A Few Alterations.
The original recipe is credited to Ms Groat of Orphir and I knew I had to try it both Michael and I love gingerbread and its been far too long since I made some. Because the recipe is old and the publishers have done their best to modernise the measurements there were a few things I altered. While making it I felt the liquid ingredients were just too much and would make the batter far too wet, so I reduced the amount of milk the recipe called for and swapped it out for almond milk. For no other reason then I just really like it. But the original recipe does call for cows milk.
I also used unsalted butter rather then margarine (vegetable fat) and I added a lot more spices then the original recipe called for. On first bake I had already made the above alterations and doubled the spices. And while it was lovely the flavours were very mild, I like my gingerbread to have a little more of a punch. So on second bake through I altered the amount of spices again and while it was still quite mild it really did hit the gingerbread jackpot!
This Old Fashioned Orcadian Gingerbread Loaf is an easy peasy recipe to put together. All you need is one bow, a small saucepan and a wooden spoon and it all comes together. Mix the dry ingredients together in the bowl, gently heat the molasses & butter together till melted. Then allow it to cool a little and add in the eggs. Pour into the mixing bowl of dry ingredients and add in the milk. Pour the batter into your 2 pound loaf tin and bake, eat and repeat. Simple!
Loaves of Love.
You will be rewarded with a sweet, soft, moist gingerbread loaf that slices like a dream. Actually it tastes better the day after baking as it gives time for all the amazing flavours to mature a little. Slathering butter on individual slices is completely optional but still highly recommended. 😉
- 280 grams plain / all purpose flour (2 and ¼ cups)
- 110 grams granulated sugar (1/2 cup + 2 tablespoons)
- 2 teaspoons ground cinnamon
- ½ teaspoon ground allspice
- 2 tablespoons ground ginger
- 1 teaspoon baking soda
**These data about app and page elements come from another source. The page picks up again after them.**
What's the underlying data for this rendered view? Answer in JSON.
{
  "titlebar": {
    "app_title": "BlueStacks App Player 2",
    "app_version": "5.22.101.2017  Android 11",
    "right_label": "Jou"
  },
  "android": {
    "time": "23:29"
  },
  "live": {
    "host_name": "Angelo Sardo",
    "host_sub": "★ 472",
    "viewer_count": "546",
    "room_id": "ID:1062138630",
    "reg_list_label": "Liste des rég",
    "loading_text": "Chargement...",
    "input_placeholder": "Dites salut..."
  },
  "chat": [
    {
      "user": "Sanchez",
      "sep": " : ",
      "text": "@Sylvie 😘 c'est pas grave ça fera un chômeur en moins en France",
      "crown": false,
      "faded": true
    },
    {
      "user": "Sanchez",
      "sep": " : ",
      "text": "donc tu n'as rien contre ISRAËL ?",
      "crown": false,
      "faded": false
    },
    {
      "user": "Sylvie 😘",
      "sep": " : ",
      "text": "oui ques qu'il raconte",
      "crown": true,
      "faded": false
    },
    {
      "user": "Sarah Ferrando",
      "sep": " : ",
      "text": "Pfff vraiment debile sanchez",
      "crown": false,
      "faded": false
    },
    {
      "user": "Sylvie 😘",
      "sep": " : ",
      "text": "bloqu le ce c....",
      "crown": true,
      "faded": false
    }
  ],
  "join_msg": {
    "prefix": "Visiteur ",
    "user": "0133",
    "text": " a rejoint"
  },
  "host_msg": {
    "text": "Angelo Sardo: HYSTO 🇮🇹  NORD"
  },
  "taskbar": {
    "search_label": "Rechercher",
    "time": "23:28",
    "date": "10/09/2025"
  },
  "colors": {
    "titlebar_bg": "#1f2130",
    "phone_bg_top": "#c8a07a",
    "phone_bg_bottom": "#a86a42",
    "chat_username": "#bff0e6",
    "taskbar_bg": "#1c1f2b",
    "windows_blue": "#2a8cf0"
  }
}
- ½ teaspoon salt
- 75 grams unsalted butter (1/3 cup)
- 110 grams dark molasses / black treacle (1/4 cup + 1 tablespoon)
- 2 large eggs lightly beaten
- 240 millilitres unsweetened almond milk (1 cup)
- Preheat your oven to 180C / 350F / Gas mark 4 and lightly grease a 2 pound loaf tin or use a liner like I did.
- In a medium sized mixing bowl add in the flour, sugar, spices, baking soda and salt and give it a gentle mix so everything is well combined.
- In a small saucepan over a low heat add in the butter and molasses / black treacle and very gently heat until the butter is melted into the molasses.
- Give it a few minutes to cool down a little bit and whisk in the lightly beaten eggs.
- Pour this mixture into the dry ingredients and add in the milk. Then carefully mix it all together to form a light in colour pourable batter.
- Pour the batter into your prepared tin and pop it into your hot oven.
- I have a notoriously slow oven so it took 50 minutes to bake through but check it at the 35 minute mark to see if its done. Insert a pick and it should come out clean.
- Once baked through take it out of the oven but leave it in its tin to cool for 10 minutes then transfer it to a wire rack to fully cool down.
- Slice and enjoy.
- I have found this loaf freezes well for at least 2 months.
Original recipe by Ms Groat of Orphir is called Grandmas Gingerbread can be found in the ‘Recipes from the Orkney Islands’ page 85.